__Problem to solve__
To complete this task, print all the data below exactly but leave out the images.

__Supplied records__
|---|

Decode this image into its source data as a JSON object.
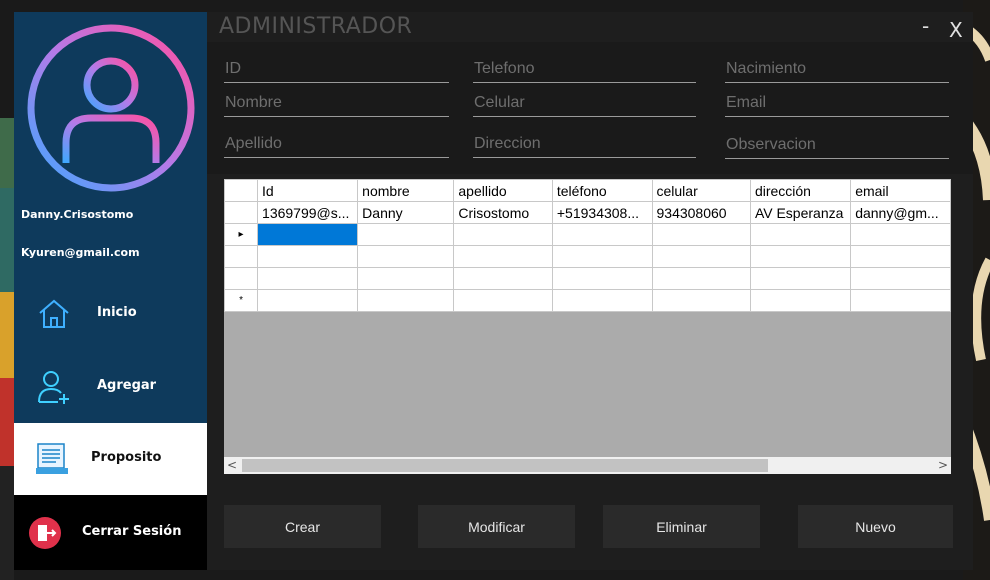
{
  "window": {
    "title": "ADMINISTRADOR",
    "minimize_label": "-",
    "close_label": "X"
  },
  "user": {
    "name": "Danny.Crisostomo",
    "email": "Kyuren@gmail.com"
  },
  "nav": {
    "inicio": "Inicio",
    "agregar": "Agregar",
    "proposito": "Proposito",
    "cerrar": "Cerrar Sesión"
  },
  "form": {
    "id_placeholder": "ID",
    "telefono_placeholder": "Telefono",
    "nacimiento_placeholder": "Nacimiento",
    "nombre_placeholder": "Nombre",
    "celular_placeholder": "Celular",
    "email_placeholder": "Email",
    "apellido_placeholder": "Apellido",
    "direccion_placeholder": "Direccion",
    "observacion_placeholder": "Observacion"
  },
  "grid": {
    "columns": [
      "Id",
      "nombre",
      "apellido",
      "teléfono",
      "celular",
      "dirección",
      "email"
    ],
    "rows": [
      [
        "1369799@s...",
        "Danny",
        "Crisostomo",
        "+51934308...",
        "934308060",
        "AV Esperanza",
        "danny@gm..."
      ]
    ],
    "current_row_marker": "▸",
    "new_row_marker": "*",
    "scroll_left": "<",
    "scroll_right": ">"
  },
  "actions": {
    "crear": "Crear",
    "modificar": "Modificar",
    "eliminar": "Eliminar",
    "nuevo": "Nuevo"
  },
  "colors": {
    "sidebar": "#0e3a5c",
    "selection": "#0078d7",
    "avatar_gradient_start": "#ff4fa0",
    "avatar_gradient_end": "#3fa8ff"
  }
}
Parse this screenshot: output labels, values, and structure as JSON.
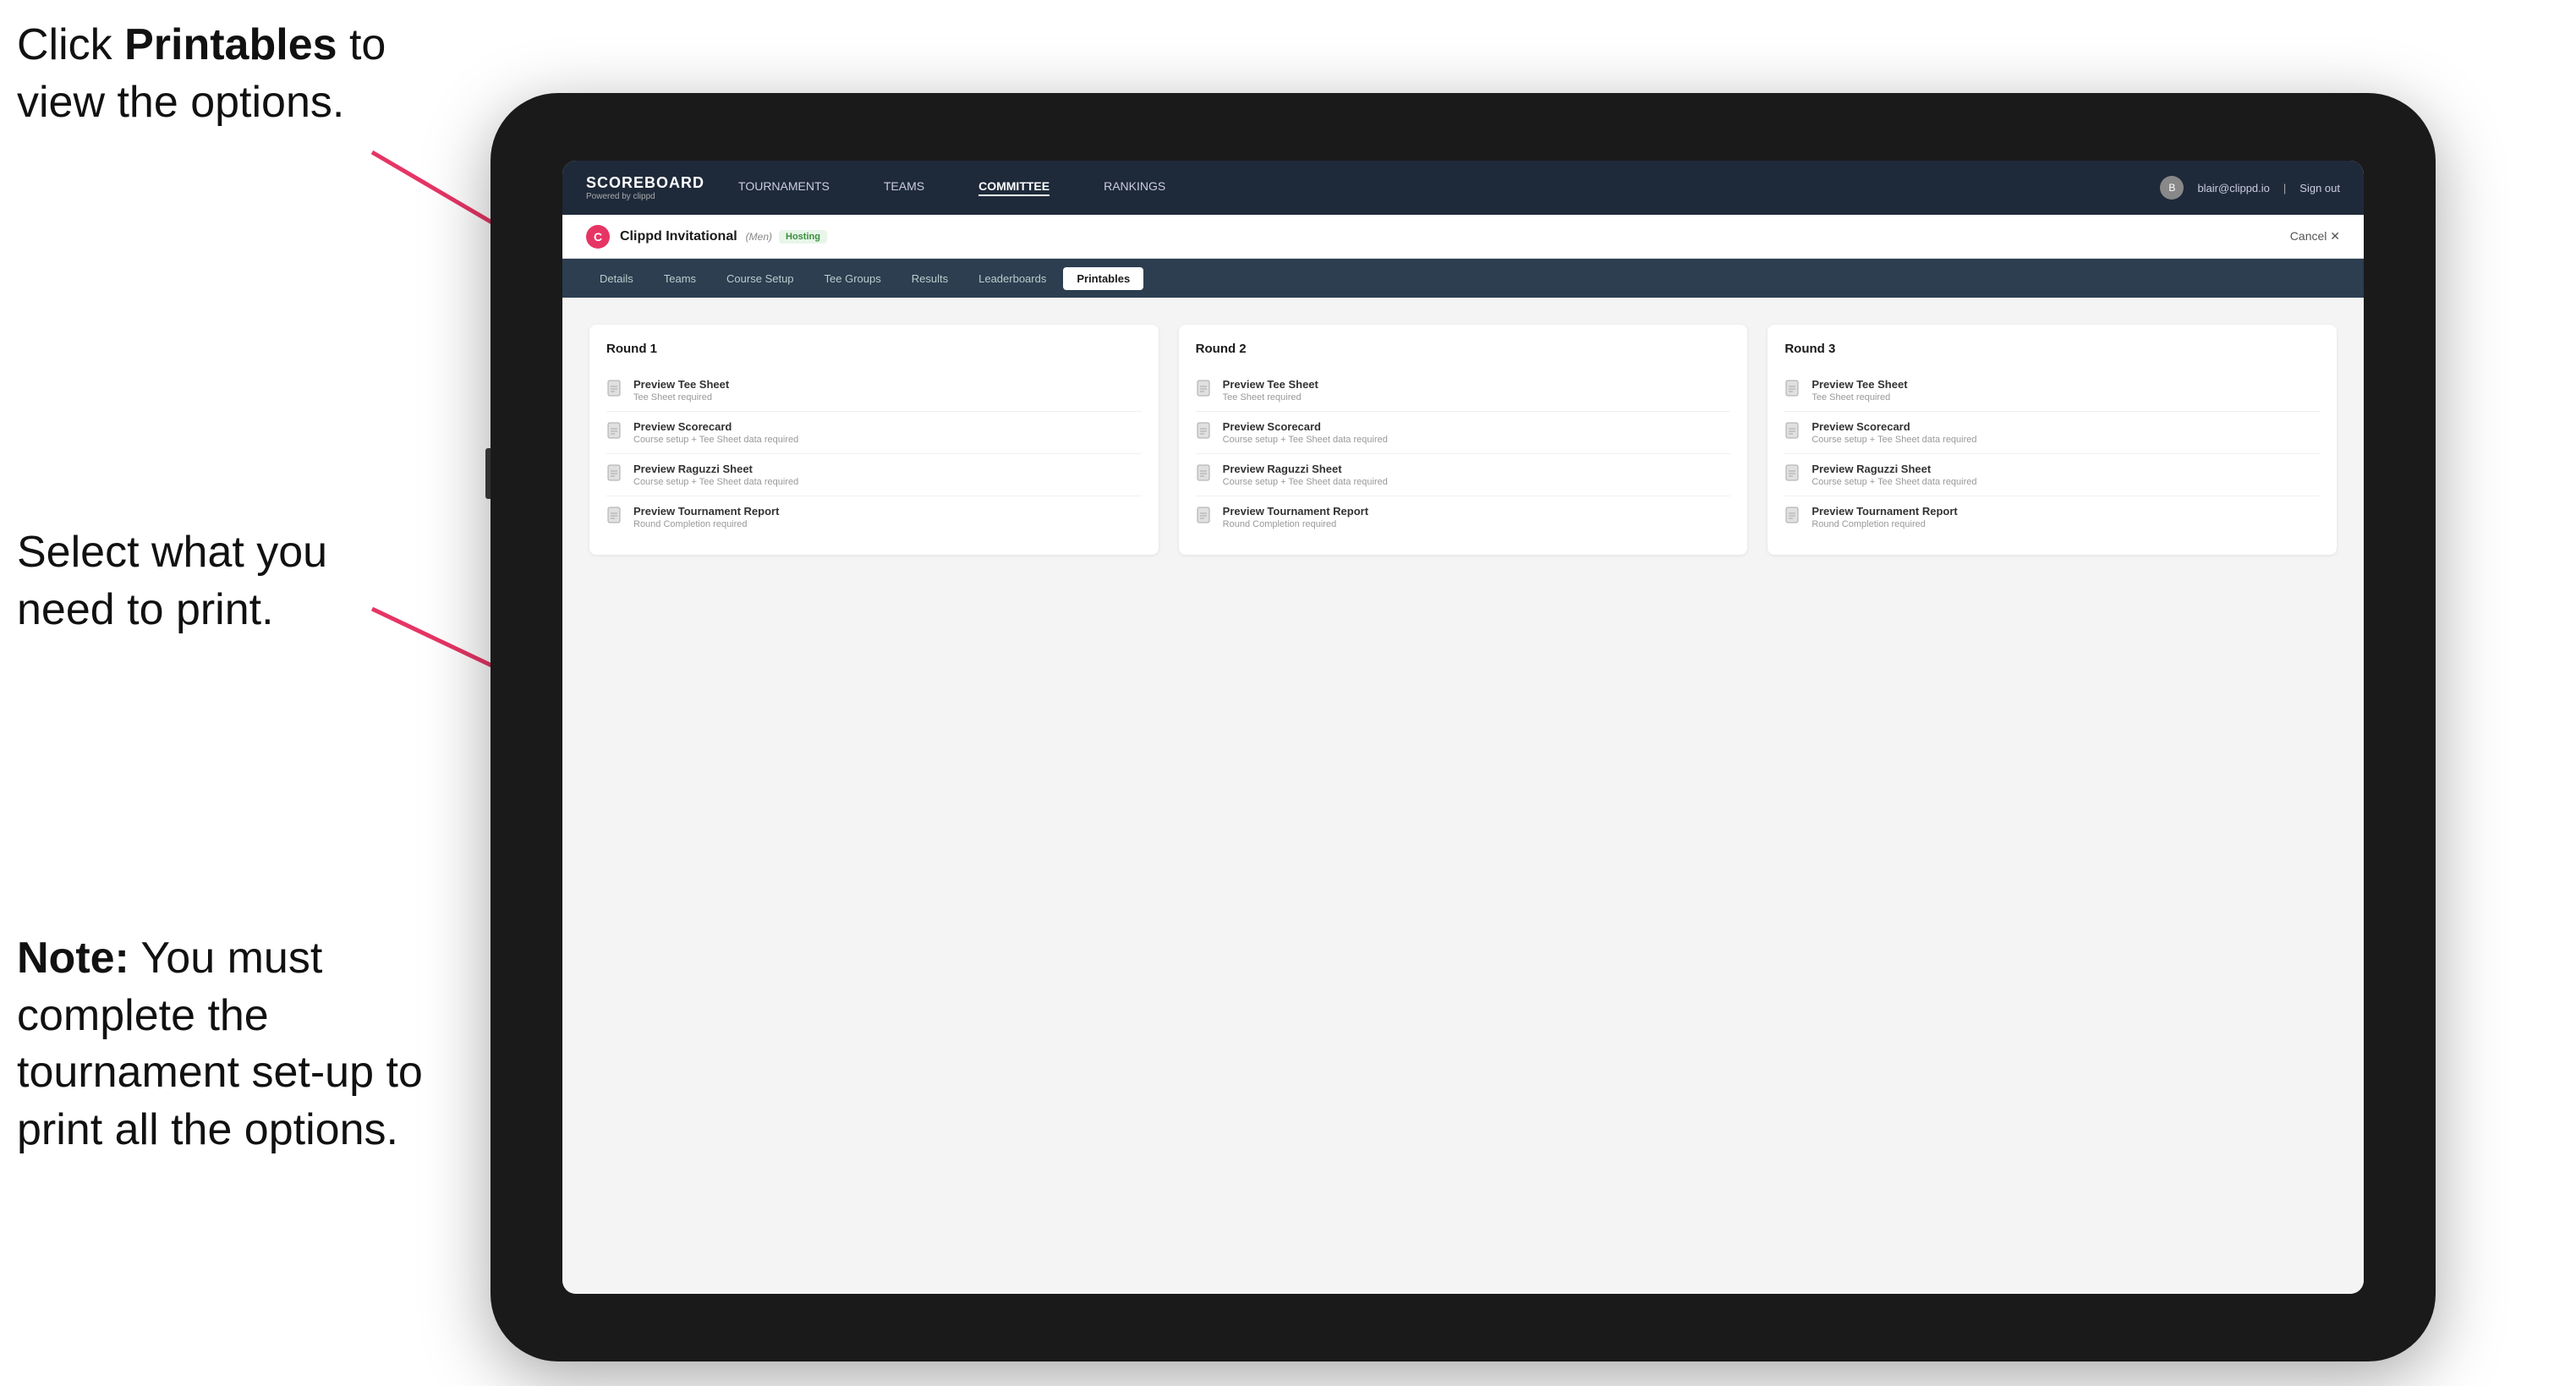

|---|

__Completed task__
Decode this image into its source data as a JSON object.
{
  "window": {
    "title": "ADMINISTRADOR",
    "minimize_label": "-",
    "close_label": "X"
  },
  "user": {
    "name": "Danny.Crisostomo",
    "email": "Kyuren@gmail.com"
  },
  "nav": {
    "inicio": "Inicio",
    "agregar": "Agregar",
    "proposito": "Proposito",
    "cerrar": "Cerrar Sesión"
  },
  "form": {
    "id_placeholder": "ID",
    "telefono_placeholder": "Telefono",
    "nacimiento_placeholder": "Nacimiento",
    "nombre_placeholder": "Nombre",
    "celular_placeholder": "Celular",
    "email_placeholder": "Email",
    "apellido_placeholder": "Apellido",
    "direccion_placeholder": "Direccion",
    "observacion_placeholder": "Observacion"
  },
  "grid": {
    "columns": [
      "Id",
      "nombre",
      "apellido",
      "teléfono",
      "celular",
      "dirección",
      "email"
    ],
    "rows": [
      [
        "1369799@s...",
        "Danny",
        "Crisostomo",
        "+51934308...",
        "934308060",
        "AV Esperanza",
        "danny@gm..."
      ]
    ],
    "current_row_marker": "▸",
    "new_row_marker": "*",
    "scroll_left": "<",
    "scroll_right": ">"
  },
  "actions": {
    "crear": "Crear",
    "modificar": "Modificar",
    "eliminar": "Eliminar",
    "nuevo": "Nuevo"
  },
  "colors": {
    "sidebar": "#0e3a5c",
    "selection": "#0078d7",
    "avatar_gradient_start": "#ff4fa0",
    "avatar_gradient_end": "#3fa8ff"
  }
}
Parse this screenshot: output labels, values, and structure as JSON.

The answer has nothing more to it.